The colonel general was involved in Ukraine's successful counteroffensives on Kharkiv and Kherson, which saw Ukraine quickly regain control of vast swaths of its territory. In autumn 2022 and spring 2023, Syrskyi was also in charge of defending Soledar and Bakhmut, which Ukrainian forces were finally forced to give up after long and deadly battles.

Some military analysts have wondered if the defense of Bakhmut was worth the losses suffered by the Ukrainian troops, but Syrskyi insisted that holding onto the city degraded Russia's military power by weakening the Wagner mercenary group.

Speaking with Ukrainian media in December 2022, Syrskyi stressed that the Ukraine military operated in a completely different way than Soviet or even the modern Russian army.

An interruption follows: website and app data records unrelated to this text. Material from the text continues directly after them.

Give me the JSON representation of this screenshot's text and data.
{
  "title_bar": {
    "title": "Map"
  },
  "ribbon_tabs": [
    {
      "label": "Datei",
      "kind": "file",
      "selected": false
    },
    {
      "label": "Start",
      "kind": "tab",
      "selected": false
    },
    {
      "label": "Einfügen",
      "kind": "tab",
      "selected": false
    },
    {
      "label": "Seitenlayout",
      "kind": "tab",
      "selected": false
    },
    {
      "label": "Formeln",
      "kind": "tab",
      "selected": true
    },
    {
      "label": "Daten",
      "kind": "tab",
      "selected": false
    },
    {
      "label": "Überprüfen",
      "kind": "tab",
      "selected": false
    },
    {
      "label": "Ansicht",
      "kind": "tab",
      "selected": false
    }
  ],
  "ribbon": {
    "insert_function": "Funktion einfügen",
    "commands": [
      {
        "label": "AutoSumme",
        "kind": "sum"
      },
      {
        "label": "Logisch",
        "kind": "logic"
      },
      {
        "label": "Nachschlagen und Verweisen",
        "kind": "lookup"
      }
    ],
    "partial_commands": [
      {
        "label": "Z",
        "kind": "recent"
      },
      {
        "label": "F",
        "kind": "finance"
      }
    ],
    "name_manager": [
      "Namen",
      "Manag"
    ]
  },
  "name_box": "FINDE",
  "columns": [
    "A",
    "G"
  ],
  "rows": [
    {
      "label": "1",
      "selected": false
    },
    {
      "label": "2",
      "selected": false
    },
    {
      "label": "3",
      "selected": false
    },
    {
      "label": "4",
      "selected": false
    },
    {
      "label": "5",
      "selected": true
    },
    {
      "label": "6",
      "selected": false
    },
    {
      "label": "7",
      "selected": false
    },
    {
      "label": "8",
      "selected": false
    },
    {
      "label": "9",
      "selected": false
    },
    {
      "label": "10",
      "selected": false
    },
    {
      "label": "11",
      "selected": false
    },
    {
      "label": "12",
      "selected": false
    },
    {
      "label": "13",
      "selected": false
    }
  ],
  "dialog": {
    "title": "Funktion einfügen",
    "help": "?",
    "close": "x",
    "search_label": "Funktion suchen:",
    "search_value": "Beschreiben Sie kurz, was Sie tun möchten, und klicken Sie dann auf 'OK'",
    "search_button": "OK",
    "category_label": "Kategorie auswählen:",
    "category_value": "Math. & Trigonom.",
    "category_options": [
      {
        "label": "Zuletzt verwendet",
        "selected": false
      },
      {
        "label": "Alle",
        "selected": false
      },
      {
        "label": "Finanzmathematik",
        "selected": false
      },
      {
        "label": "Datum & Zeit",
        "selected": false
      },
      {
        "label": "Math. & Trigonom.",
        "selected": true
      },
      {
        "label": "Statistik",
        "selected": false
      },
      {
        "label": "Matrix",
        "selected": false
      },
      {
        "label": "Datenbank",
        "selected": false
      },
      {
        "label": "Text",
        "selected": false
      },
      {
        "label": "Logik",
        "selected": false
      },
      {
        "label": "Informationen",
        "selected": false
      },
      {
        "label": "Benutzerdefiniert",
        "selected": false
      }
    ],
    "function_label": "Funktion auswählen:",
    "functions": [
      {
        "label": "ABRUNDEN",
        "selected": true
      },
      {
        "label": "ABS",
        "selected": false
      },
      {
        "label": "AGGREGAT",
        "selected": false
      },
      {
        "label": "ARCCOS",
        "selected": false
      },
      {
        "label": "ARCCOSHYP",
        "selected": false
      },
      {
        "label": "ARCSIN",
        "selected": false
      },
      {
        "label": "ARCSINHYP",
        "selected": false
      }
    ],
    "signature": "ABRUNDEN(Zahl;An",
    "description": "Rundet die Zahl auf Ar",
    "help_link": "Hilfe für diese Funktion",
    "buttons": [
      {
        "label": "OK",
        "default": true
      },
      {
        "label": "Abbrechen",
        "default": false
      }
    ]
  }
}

"We see that people are cannon fodder to them," he told Ukrainian broadcaster 1+1. "We have a whole different approach. To us, the people are the highest value. And not forgetting the troops — you have to go out, talk, meet the commanders, servicemen, sergeants, soldiers. Then you can understand what is happening there, how people live, which problems they have."

What will change under Syrskyi?

At the moment, Ukrainian troops find themselves hard-pressed by Russian attacks at various points of the front line, most notably in Avdiivka, near Donetsk. The promotion of Syrskyi to the top job could be a "major strategic change" for Ukraine, especially in view of differences between Syrskyi and Zaluzhnyi on acceptable losses, ex-military intelligence officer Ledwidge told DW.

"I have no doubt at all that [Syrskyi] is recommending right now, as we speak, that the Ukrainians hold on as long as they can in Avdiivka, regardless of the cost, just as he did during the Bakhmut campaign, which was, in my view, and in view of many others, probably a major error," said Ledwidge.

Separately, military expert Nico Lange told German public broadcaster ZDF that Syrskyi was more likely to focus on sustainable defense.

"I believe General Syrskyi to be someone who knows the Russian armed forces very well, and my perspective is that it is very important to have someone who is good with defense considering the pressure that Ukraine is facing in the east," said Lange.

Edited by: Timothy Jones